Look over the listing below and say how many of its lines include the string "true"; give no more than that number.

(Beginning of INPUT RECORDS)

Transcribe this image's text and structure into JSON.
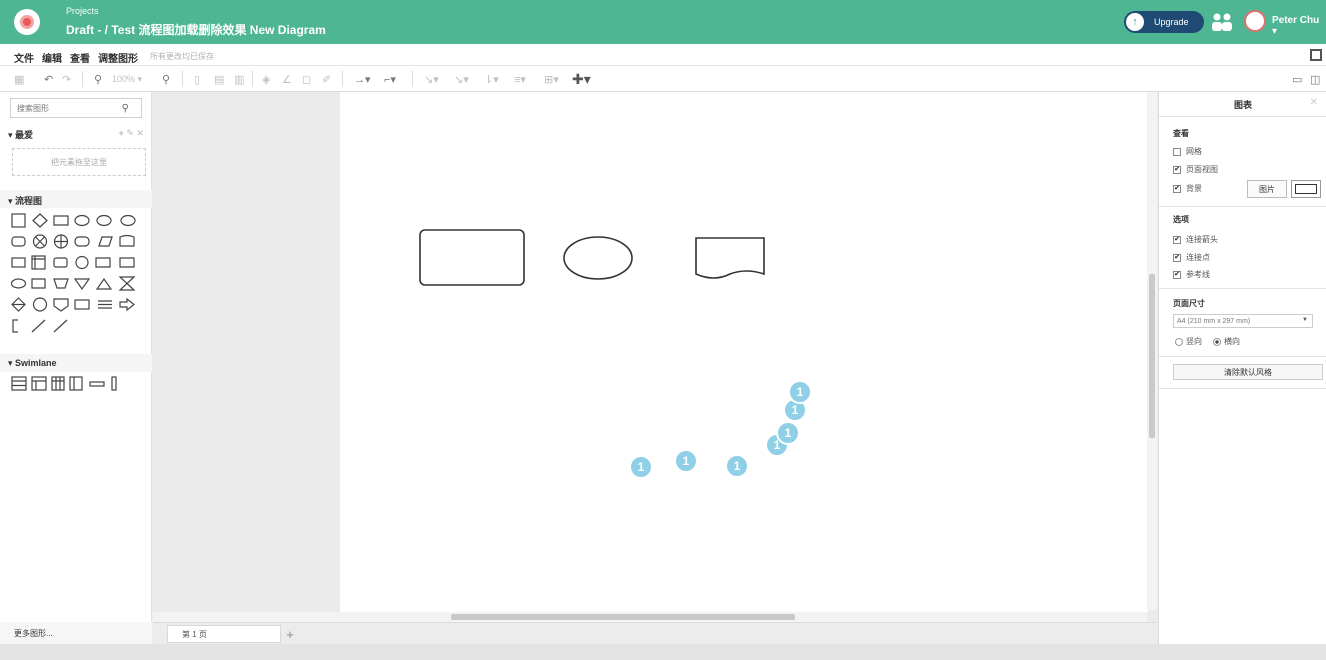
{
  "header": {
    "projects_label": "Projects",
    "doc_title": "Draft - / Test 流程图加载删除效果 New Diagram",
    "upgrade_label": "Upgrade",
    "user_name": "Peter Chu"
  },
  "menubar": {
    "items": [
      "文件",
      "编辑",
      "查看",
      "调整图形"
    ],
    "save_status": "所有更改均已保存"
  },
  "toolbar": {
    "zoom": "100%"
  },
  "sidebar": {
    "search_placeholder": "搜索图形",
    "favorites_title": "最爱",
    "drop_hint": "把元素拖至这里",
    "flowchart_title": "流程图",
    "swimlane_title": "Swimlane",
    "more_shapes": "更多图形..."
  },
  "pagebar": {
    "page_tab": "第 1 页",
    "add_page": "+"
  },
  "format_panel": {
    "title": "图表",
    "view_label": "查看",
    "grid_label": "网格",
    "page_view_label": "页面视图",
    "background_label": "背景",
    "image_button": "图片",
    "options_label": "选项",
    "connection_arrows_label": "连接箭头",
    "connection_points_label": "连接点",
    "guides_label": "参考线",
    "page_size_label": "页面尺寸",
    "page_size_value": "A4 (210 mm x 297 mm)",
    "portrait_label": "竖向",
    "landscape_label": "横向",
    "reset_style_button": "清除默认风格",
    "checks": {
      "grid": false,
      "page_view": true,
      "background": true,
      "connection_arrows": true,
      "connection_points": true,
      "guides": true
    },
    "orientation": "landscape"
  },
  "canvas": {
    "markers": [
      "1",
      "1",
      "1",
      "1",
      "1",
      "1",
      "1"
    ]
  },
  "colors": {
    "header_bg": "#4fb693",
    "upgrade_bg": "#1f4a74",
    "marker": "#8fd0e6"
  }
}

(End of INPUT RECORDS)

FINISHED TASK
5